Although a lot of us see the Denver skyline daily, there are all type of brand-new perspectives and little touches that we may never discover. But the Y/OUR Denver 2022 photography exhibit, the fifth annual partnership in between Denver Architecture Foundation and Colorado Photographic Arts Center, intends to provide viewers the opportunity to get a make over on architecture and design around the state.
The digital exhibit is online through Feb. 28, and includes the winning photos from the Doors Open Denver photography competitors, which used artists a larger group of topics than ever before.
“This year, we opened the image contest and exhibition to images of Colorado architecture, not just Denver architecture,” wrote Pauline Marie Herrera, president and CEO of the Denver Architecture Foundation, in an e-mail interview. “I have actually taken pleasure in seeing the striking photos of architectural sites from around our state.”
According to supplied information, getting involved professional photographers of all skill levels were invited to discover and photo their preferred architectural areas in Denver and throughout the state. All types of architectural imagery were qualified: black and white, color, exterior, interior and information images.
“It’s intriguing to see the types of architecture that makes up the different areas and houses and just how different our architecture is,” said Samantha Johnston, executive director and manager of CPAC and juror for the competition. “It’s so interesting for me to see how photographers record areas we think of all the time.”
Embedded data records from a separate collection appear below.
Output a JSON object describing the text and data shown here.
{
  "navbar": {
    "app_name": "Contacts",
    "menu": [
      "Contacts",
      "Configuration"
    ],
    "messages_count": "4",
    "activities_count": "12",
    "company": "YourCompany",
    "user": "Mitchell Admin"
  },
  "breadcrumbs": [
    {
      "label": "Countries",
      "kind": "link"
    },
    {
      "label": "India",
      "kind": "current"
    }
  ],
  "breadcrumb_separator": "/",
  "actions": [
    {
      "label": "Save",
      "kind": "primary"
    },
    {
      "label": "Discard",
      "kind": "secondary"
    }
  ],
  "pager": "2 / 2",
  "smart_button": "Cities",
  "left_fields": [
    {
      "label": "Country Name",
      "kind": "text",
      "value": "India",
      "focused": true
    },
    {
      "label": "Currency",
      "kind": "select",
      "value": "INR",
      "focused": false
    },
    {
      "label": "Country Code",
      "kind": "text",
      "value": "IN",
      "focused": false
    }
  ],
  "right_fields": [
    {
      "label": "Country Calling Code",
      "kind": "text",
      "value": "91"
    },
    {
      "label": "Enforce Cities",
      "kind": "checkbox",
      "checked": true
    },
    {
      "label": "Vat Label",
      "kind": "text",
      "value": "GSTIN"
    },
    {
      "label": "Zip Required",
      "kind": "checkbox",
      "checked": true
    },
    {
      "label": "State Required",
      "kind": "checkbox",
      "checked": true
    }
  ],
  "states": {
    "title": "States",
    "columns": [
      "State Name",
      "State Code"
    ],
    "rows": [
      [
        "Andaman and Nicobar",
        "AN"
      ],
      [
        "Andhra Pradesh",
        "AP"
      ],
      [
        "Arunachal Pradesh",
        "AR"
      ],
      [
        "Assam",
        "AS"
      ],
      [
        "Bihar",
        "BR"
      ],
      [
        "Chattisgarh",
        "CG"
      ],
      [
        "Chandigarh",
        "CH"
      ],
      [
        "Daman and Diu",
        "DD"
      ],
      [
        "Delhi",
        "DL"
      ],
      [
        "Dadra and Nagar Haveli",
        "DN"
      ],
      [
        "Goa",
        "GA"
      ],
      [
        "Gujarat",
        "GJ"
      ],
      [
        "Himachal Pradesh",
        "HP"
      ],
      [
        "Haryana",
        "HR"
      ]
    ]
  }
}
Of the 233 entries, Johnston selected 30 finalist images, consisting of the following for four winners:
Finest in Show: “Justice Center Dome” by Ernie Leyba
Best Exterior: “Breaking a Bridge” by Mark Stein
Finest Interior: “Williams Tower” by Lauren Sherman-Boemker
Finest Information: “Camouflage” by Carol Mikesh
“I hope people who see the exhibition come away with a gratitude of Denver’s (and Colorado’s) architecture and a desire to explore it,” Herrera composed. “I likewise hope they comprehend what it means to our lifestyle and its importance to our future.”
Since she has served as juror for the last five years, Johnston has actually discovered that seeing the many wonderful pictures people send can make any day out in Denver a type of experience– one that more individuals can take part in.
“When you walk the city, you can search for and state, ‘Oh, that’s where they took that shot,'” she said. “It offers people a gratitude for things they possibly haven’t seen and an appreciation for the city changing.”
See the pictures in the exhibition at https://denverarchitecture.org.
The hills are alive at PACE with‘Sound of Music ‘Even if you don’t like musicals, there
are some that have actually simply been so completely accepted by the culture that you can’t get away from them.”The Sound of Music”might be at the really top of that list -it’s immortal. For longtime fans and newbies, the Parker Arts, Culture, and Events(RATE )Center has actually brought the story of Maria Augusta Trapp and the von Trapp household to the phase this winter. The musical perform at rate, 20000 Pikes Peak Ave., through Feb. 4. The last cooperation in between
Rogers and Hammerstein, come see classics like”My Favorite Things” and “Sixteen Going on Seventeen.”For details and tickets, visit parkerarts.org/event/the-sound-of-music/. LSO hosts annual household show”Babar the Elephant” is one of the stories that truly connected with me when
was maturing. Originally by Jean de Brunhoff
, the popular 1938 kids’s book is based upon a story that his spouse Cecille told to their children. French author Francis Poulenc wrote a musical structure that follows Babar as he transfers to the city and all the experiences he has in his brand-new home. For the Lakewood Chamber orchestra’s yearly household show, the group will perform Poulenc’s music at 11 a.m. on Saturday, Feb. 4, at the Lakewood Cultural Center, 470 S. Allison Parkway. As is custom, conductor Matthew Switzer will begin by teaching the kids a bit about the world of music. Get tickets for this great concert at www.lakewoodsymphony.org. Clarke’s Show of the Week– Sun June at Why Bonnie at the Hi-Dive You got ta like some indie rock this time of year -albums that are soaked in
guitar reverb and swirling vocals can just wrap you up throughout the cold weather. 2 fantastic examples of
what the genre can be are both from Austin, Texas: Sun June and Why Bonnie. Sun June’s 2021 album,
“Somewhere,”and Why Bonnie’s 2022 release,” 90 In November,”both were amongst my favorite releases of their particular years and truly strike their target vibes. Both bands will be coming by the Hi-Dive, 7 S. Broadway in Denver, together with Porlolo at 9 p.m. Jan. 28. The Hi-Dive is a terrific location for this kind of music, so seize the day to send January and get tickets at https://hi-dive.com/. Clarke Reader’s column on culture appears on a weekly basis. He can be reached at [email protected].